[Work to be completed] Check every line of the data for the word "PRODUCTIONS", and copy those that have it.

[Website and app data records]
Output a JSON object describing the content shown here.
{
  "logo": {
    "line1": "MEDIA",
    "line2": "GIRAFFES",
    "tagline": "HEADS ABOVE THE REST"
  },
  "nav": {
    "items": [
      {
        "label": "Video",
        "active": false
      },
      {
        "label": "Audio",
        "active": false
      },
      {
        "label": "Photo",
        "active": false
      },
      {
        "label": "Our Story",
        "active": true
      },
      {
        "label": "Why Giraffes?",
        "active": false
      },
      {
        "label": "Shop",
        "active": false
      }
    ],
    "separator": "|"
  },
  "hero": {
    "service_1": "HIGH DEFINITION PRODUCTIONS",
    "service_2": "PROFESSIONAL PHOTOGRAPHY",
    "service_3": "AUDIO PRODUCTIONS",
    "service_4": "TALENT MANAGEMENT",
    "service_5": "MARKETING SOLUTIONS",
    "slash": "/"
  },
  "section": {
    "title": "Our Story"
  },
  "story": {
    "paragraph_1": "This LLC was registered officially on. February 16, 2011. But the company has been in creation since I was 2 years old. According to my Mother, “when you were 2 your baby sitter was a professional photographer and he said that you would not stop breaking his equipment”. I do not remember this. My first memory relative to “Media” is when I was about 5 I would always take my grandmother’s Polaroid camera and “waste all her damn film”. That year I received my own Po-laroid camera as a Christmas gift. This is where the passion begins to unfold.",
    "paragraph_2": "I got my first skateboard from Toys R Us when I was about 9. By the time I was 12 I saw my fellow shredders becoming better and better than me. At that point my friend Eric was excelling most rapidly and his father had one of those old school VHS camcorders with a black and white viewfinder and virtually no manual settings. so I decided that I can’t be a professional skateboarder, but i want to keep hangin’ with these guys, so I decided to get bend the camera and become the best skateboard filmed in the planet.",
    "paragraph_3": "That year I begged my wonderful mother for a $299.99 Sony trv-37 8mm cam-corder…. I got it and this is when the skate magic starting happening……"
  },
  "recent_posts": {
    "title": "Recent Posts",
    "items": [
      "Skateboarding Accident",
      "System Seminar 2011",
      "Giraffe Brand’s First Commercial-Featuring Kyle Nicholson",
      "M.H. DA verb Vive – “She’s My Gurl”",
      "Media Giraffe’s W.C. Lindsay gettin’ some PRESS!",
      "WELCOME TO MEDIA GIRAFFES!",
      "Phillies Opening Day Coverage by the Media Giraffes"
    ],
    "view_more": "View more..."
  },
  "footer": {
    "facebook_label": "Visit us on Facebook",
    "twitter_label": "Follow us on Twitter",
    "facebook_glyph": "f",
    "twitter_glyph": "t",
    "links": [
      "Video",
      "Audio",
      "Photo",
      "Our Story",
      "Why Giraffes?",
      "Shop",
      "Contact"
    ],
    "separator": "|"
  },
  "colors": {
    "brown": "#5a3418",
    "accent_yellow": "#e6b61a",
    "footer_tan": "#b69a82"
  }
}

[Solution to this exercise]
    "service_1": "HIGH DEFINITION PRODUCTIONS",
    "service_3": "AUDIO PRODUCTIONS",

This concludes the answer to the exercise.